- Black sea bass have dangerously sharp spines on their dorsal fin that can puncture human skin.
- The all-tackle world record for black sea bass is 9 pounds, 8 ounces.
- When hooked in deep water and brought quickly to the surface, a black sea bass will often regurgitate its stomach contents.
Yellowtail snapper (Ocyurus)
Yellowtail snapper have slender, streamlined bodies with a prominent yellow stripe that starts at the snout and broadens as it runs to the tail. They are blue, olive or violet above the lateral line and silver to white below with small red and yellow stripes. The entire body is covered with sporadic yellow patches. The caudal fin is yellow and white and is deeply forked. The two dorsal fins are yellow; the front with 10 spines and the rear has 12 to 14 soft rays. The anal fin is white with three spines and eight or nine soft rays. Yellowtail snapper have a small mouth compared with other snapper. The lower jaw is projected, with villiform teeth. The upper jaw has smaller teeth and around five small canines. The eyes are red.
Yellowtail snapper are native to the western Atlantic from Massachusetts to Brazil, though hey are seldom found north of the Carolinas. They are most common in South Florida, the Bahamas, the Gulf of Mexico and the Caribbean.
Yellowtail snapper are found in coastal waters near coral reefs. They prefer sandy areas around the reef. Unlike most snapper, the yellowtail snapper is found above the bottom of the ocean at depths of 10 to 300 feet. They prefer warmer water temperatures between 75 and 85 F. They are found both in loose schools and solitary. Adults move progressively further from shore as they get older. The young are found closer to shore near back reefs in weed or grass beds. Younger adults are found in rock bottoms. Older fish tend to stay closer to the reef. When mature yellowtail snapper establish a location, they seldom move far from it.
Yellowtail snapper begin spawning between two and four years of age. Spawning occurs between April and August depending on geographic location. They move to deeper waters in groups to spawn, and females produce between 11,000 and 1.5 million eggs, which are externally fertilized. Eggs are scattered and unguarded prior to hatching.
Yellowtail snappers feed on small fish, worms, gastropods, plankton and small crustaceans. They feed in open water and on or near the bottom and feed actively at night. Young yellowtail snapper eat more plankton and small worms. As yellowtail snapper mature they eat more small fish from the open water.

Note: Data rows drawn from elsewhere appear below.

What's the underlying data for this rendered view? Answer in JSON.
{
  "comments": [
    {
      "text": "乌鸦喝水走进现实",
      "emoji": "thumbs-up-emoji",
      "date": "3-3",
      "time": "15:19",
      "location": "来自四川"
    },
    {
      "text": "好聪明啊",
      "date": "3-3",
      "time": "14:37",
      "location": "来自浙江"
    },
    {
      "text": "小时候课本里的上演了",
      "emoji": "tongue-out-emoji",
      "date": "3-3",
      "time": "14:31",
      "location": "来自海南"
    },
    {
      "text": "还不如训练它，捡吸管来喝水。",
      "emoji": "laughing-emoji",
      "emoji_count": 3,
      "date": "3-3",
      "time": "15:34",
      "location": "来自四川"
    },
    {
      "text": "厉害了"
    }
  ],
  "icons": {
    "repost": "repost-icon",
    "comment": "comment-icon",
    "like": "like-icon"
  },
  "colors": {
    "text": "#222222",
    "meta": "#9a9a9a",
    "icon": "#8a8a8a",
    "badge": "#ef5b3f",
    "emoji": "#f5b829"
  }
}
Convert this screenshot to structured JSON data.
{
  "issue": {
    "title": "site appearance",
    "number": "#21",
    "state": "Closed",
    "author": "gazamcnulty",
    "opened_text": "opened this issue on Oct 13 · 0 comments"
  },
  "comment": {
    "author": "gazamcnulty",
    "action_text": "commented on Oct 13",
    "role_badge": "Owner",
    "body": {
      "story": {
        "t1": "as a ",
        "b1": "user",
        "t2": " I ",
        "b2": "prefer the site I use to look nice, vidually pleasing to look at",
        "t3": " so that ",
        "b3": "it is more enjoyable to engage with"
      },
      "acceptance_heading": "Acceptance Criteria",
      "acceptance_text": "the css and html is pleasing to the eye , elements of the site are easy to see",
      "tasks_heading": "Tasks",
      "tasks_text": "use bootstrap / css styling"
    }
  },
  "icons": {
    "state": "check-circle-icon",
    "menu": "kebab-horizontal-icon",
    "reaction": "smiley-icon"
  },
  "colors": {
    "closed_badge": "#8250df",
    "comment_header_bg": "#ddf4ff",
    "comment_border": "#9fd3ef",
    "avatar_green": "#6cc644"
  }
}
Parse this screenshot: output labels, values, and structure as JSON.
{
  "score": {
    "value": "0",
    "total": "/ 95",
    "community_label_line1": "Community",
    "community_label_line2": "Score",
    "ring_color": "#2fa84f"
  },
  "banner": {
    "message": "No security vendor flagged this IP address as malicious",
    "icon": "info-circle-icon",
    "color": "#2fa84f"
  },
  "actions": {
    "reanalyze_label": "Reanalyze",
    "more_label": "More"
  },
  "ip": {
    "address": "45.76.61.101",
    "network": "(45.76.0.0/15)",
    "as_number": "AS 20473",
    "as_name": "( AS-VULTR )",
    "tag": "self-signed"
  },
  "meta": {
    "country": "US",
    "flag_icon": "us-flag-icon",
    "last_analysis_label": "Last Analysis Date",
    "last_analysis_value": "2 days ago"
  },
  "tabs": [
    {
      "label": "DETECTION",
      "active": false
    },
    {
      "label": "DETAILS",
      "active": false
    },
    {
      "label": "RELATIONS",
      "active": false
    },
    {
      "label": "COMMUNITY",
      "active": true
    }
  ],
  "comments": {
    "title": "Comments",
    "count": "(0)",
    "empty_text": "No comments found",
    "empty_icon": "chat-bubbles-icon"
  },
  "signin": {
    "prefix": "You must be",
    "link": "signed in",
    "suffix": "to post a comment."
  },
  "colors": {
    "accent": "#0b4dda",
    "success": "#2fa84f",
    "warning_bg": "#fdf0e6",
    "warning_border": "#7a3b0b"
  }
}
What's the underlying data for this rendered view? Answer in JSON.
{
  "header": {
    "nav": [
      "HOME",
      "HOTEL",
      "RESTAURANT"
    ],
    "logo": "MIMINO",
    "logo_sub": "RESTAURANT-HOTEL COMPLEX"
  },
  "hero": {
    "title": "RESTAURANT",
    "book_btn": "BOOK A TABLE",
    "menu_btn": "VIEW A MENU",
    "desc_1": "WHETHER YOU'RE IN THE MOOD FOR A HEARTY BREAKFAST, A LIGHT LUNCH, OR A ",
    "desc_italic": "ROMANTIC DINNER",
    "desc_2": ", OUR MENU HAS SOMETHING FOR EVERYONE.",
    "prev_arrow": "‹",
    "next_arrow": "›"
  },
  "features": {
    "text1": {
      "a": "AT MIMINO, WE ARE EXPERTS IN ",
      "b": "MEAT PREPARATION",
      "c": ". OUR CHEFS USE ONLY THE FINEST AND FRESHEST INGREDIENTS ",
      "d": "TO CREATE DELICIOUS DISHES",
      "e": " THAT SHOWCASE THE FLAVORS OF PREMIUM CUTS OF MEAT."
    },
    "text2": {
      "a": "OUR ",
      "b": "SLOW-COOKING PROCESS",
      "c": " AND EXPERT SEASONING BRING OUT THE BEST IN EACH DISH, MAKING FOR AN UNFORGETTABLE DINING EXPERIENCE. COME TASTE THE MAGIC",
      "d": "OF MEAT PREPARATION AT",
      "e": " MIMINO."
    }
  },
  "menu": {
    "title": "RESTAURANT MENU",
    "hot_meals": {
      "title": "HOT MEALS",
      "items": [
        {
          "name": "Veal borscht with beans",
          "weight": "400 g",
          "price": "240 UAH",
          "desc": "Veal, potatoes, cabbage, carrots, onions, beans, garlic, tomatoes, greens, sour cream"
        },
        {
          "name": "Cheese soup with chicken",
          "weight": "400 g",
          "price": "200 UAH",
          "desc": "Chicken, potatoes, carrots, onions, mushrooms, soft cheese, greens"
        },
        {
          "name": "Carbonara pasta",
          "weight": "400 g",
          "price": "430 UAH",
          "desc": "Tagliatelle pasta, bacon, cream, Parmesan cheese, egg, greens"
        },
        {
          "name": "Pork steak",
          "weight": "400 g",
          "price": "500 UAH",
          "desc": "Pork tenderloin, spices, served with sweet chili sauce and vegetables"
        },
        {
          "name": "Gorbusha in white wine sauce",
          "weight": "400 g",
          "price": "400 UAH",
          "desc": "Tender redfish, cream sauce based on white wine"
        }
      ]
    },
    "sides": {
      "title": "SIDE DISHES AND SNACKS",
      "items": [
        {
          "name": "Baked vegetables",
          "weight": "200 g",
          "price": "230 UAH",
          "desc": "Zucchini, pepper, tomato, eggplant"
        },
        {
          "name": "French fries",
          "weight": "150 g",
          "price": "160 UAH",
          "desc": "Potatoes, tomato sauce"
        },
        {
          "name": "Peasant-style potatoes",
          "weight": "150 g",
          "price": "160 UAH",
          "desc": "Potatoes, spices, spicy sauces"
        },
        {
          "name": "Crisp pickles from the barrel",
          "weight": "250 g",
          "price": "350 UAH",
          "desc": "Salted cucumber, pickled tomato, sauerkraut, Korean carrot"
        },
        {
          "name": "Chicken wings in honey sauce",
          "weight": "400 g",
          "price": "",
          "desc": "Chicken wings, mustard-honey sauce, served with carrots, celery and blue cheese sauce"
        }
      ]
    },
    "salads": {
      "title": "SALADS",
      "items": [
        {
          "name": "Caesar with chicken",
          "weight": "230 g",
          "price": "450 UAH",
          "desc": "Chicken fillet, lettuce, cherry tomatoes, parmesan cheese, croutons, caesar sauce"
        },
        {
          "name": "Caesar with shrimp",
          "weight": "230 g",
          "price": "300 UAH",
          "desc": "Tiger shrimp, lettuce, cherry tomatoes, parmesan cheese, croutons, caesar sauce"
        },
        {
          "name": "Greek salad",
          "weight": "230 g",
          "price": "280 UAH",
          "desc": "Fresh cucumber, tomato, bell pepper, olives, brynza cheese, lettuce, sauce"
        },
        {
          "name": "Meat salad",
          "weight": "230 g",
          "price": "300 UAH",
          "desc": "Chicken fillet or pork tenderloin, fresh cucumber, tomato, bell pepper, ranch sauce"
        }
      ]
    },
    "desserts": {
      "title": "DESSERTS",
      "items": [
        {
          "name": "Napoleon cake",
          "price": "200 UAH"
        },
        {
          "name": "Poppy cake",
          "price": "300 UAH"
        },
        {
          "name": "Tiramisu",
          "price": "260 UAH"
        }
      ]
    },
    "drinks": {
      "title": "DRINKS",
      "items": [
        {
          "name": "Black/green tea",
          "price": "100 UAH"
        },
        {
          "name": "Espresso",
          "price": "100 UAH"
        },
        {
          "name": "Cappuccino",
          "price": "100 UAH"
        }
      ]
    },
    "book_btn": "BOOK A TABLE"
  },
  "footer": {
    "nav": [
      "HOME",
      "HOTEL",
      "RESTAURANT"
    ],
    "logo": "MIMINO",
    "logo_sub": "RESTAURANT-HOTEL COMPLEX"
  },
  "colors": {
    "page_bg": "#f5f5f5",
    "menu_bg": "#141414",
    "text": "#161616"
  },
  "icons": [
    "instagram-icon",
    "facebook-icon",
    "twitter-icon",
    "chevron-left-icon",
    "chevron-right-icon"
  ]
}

Although small, these fish fight hard for their size and relatively light tackle is preferred. The yellowtail snapper has a small mouth and are not hooked easily, so small lures and bait hooks are most effective. Angling success is often improved when fishing at night, when the fish typically feed.
Yellowtail snapper can be caught from the surf, bridges and piers or by boat. Anglers can fish the bottom off of bridges or in the open water close to a reef. Either way, the best technique is to establish a chum slick with cut fish or shrimp. Chum will get the yellowtail to come closer to the surface near a reef.
- Yellowtail snapper are fished commercially. The meat is sold both fresh and frozen.
- Yellowtail snapper are often raised in captivity. They can be found in many show aquariums.
- Eating the yellowtail snapper has been associated with ciguatera poisoning, a seldom fatal digestive disorder.
- Artificial reefs have been created in an attempt to increase fishing for yellowtail snapper in certain areas.